Hassan Rouhani, a moderate cleric who was a surprise winner in the recent elections, took oath on Sunday as Iran's seventh president at a ceremony attended by a galaxy of world leaders, including Vice President Hamid Ansari, with which he has pledged to expand ties.
The 64-year-old former nuclear negotiator, who has committed himself to greater international engagement for Iran, which is battling sanctions over its nuclear programme, was administered the oath in Milli Majlis, the Iranian Parliament.
Rouhani was officially endorsed by the supreme leader Ayatollah Ali Khamenei on Saturday for a four-year term. "The country needs a national determination to keep its distance from extremism and needs to concentrate on the rule of law," Khamenei had said, endorsing the moderate cleric.
Soon after his victory in the June presidential polls, Rouhani pledged to expand relations with India calling it his foreign policy priority. He visited India in 2002.
Reflecting warm bilateral ties, Ansari flew into Tehran by a special plane to represent India at the ceremony. Ansari was earlier India's ambassador to Iran. India's representation was upgraded after earlier plans for External Affairs Minister Salman Khurshid to attend were dropped.
Rouhani, who succeeds hardliner Mahmoud Ahmedinijad, had already stoked a controversy when he had reportedly said that Israel is a "wound" on the Muslim world "and needs to be removed". But the remarks were later denied by Iran's state-run TV.
Apart from Ansari, Pakistan President Asif Ali Zardari, Afghanistan President Hamid Karzai along with Iraq's Vice President Khazir al-Khazai and Syrian Prime Minister Wael al-Halqi also attended the oath-taking ceremony of the newly elected Iranian president.
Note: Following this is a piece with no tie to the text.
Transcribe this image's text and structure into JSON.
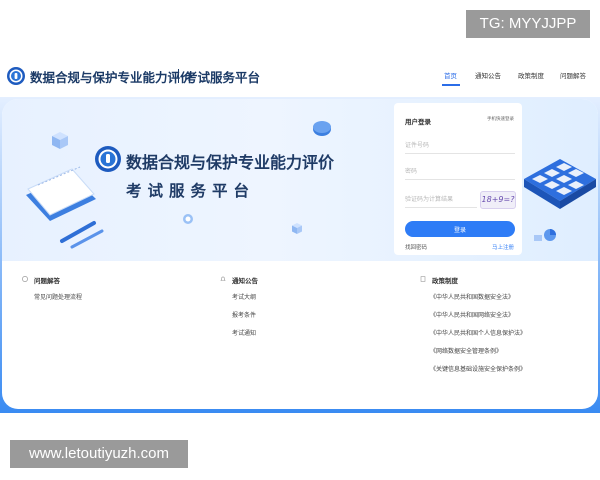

In his first appointment after assuming office Rouhani named Mohammad Nahavandian, a 58-year-old businessman with a doctorate in economics from George Washington University in Washington, as his chief of staff, state-run IRNA news agency reported.
Rouhani in a first address, broadcast live on state
television on Saturday, said that his new government "will take fundamental steps in elevating Iran's position based on national interest and lifting of the oppressive sanctions."
"The trajectory of my government will be saving Iran's economy and constructive engagement with the world," Rouhani said.
Khamenei praised Rouhani, saying his election had delivered a "clear message" to the world. "There is a clear message in electing a competent individual with more than three decades of service to the (Islamic republic's) establishment," Khamenei had said.
Rouhani's top job was to lead Iran's nuclear negotiating team from 2003 to 2005. As a nuclear negotiator he oversaw a moratorium on uranium enrichment, the process at the centre of Western concerns over Iran's nuclear ambitions.
European interlocutors saw Rouhani as the respected "diplomat sheikh", while Iranian hardliners have accused him of kowtowing to the West. Rouhani begins his term as Iran is grappling with grave challenges such as an ailing economy and international isolation due to concerns over its nuclear programme. Western nations suspect that Iran's nuclear programme is a cover for a drive for a weapons capability. Iran insists that its programme is for peaceful purposes such as power generation and medical purposes only.
Image: Hassan Rouhani gestures to the media during a news conference in Tehran